*WHAT IS REQUIRED*:
Would you return all of this data exactly, leaving nothing out?

*THE RECORDS*:
[Start of Attachment]

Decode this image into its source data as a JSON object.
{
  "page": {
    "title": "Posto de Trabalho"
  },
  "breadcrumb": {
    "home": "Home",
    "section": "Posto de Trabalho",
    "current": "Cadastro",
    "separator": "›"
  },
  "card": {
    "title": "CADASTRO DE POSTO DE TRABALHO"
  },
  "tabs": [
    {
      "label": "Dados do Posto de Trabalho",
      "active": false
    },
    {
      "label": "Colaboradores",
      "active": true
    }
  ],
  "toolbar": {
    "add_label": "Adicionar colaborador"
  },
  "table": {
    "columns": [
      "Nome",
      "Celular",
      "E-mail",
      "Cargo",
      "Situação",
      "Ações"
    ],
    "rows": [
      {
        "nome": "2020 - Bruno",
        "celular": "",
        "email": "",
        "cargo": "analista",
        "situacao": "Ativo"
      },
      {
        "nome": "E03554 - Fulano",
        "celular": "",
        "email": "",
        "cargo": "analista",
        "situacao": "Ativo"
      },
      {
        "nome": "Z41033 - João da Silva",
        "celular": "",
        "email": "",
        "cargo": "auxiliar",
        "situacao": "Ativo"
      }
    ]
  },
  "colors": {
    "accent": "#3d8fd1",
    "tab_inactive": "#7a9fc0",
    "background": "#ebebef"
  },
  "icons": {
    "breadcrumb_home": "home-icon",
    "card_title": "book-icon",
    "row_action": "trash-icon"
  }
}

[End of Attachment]

*FINISHED TASK*:
Decode this image into its source data as a JSON object.
{
  "page": {
    "title": "Posto de Trabalho"
  },
  "breadcrumb": {
    "home": "Home",
    "section": "Posto de Trabalho",
    "current": "Cadastro",
    "separator": "›"
  },
  "card": {
    "title": "CADASTRO DE POSTO DE TRABALHO"
  },
  "tabs": [
    {
      "label": "Dados do Posto de Trabalho",
      "active": false
    },
    {
      "label": "Colaboradores",
      "active": true
    }
  ],
  "toolbar": {
    "add_label": "Adicionar colaborador"
  },
  "table": {
    "columns": [
      "Nome",
      "Celular",
      "E-mail",
      "Cargo",
      "Situação",
      "Ações"
    ],
    "rows": [
      {
        "nome": "2020 - Bruno",
        "celular": "",
        "email": "",
        "cargo": "analista",
        "situacao": "Ativo"
      },
      {
        "nome": "E03554 - Fulano",
        "celular": "",
        "email": "",
        "cargo": "analista",
        "situacao": "Ativo"
      },
      {
        "nome": "Z41033 - João da Silva",
        "celular": "",
        "email": "",
        "cargo": "auxiliar",
        "situacao": "Ativo"
      }
    ]
  },
  "colors": {
    "accent": "#3d8fd1",
    "tab_inactive": "#7a9fc0",
    "background": "#ebebef"
  },
  "icons": {
    "breadcrumb_home": "home-icon",
    "card_title": "book-icon",
    "row_action": "trash-icon"
  }
}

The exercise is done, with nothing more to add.